- HOW TO COMPLETE THIS TASK
What is the number of lines in this listing that include "Indtast"? Answer with that number only.

- RECORDS SUPPLIED
++++++++++++++++++++

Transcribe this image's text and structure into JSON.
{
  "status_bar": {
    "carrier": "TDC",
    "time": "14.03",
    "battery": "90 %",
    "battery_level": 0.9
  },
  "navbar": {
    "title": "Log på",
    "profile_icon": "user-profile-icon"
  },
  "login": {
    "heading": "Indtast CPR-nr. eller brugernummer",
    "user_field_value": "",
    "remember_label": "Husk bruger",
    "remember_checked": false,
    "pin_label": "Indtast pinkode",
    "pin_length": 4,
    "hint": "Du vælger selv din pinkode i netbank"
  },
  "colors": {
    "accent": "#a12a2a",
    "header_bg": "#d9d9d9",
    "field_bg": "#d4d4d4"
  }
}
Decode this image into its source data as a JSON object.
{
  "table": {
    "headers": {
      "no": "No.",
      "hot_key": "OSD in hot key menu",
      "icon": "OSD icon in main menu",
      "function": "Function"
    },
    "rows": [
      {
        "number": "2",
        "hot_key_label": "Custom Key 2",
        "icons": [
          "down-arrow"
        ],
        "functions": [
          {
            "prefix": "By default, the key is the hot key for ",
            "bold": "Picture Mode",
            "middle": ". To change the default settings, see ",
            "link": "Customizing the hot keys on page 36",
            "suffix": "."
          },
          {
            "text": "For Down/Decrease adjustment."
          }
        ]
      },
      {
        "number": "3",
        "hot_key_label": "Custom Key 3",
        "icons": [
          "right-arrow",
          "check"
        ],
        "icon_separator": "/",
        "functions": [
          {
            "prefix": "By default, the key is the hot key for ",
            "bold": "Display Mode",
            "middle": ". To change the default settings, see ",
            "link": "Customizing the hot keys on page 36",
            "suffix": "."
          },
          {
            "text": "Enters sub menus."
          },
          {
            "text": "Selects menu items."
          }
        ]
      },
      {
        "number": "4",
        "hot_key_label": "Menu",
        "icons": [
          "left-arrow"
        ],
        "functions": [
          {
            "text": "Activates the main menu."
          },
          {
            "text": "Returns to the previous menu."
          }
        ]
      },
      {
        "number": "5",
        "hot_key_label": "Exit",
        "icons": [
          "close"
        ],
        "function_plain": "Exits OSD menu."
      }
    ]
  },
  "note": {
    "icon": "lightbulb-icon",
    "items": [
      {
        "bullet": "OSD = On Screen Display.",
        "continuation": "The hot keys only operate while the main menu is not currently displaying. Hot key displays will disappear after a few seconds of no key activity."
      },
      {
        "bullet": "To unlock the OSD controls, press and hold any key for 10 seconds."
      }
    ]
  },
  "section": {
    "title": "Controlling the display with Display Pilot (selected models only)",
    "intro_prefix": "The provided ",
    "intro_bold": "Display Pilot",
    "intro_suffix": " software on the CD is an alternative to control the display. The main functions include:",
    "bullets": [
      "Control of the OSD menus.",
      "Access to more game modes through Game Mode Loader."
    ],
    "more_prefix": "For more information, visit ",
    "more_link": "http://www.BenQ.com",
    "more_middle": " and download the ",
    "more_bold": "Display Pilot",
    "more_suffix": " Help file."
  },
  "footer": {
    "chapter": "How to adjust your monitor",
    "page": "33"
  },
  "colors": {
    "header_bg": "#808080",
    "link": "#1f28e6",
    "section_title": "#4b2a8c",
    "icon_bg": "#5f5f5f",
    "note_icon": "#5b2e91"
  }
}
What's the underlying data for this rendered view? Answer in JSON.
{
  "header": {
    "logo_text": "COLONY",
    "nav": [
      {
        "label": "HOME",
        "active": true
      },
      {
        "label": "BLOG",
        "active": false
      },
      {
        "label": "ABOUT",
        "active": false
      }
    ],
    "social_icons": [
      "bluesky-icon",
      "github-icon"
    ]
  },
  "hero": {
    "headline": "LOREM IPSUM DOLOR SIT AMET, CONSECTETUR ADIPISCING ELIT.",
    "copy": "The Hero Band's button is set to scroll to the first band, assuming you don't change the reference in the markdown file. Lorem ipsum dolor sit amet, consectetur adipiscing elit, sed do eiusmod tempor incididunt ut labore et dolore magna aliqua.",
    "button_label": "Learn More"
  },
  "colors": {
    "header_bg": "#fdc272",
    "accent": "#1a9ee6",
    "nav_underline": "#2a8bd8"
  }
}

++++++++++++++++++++

- RESPONSE TO THIS TASK
2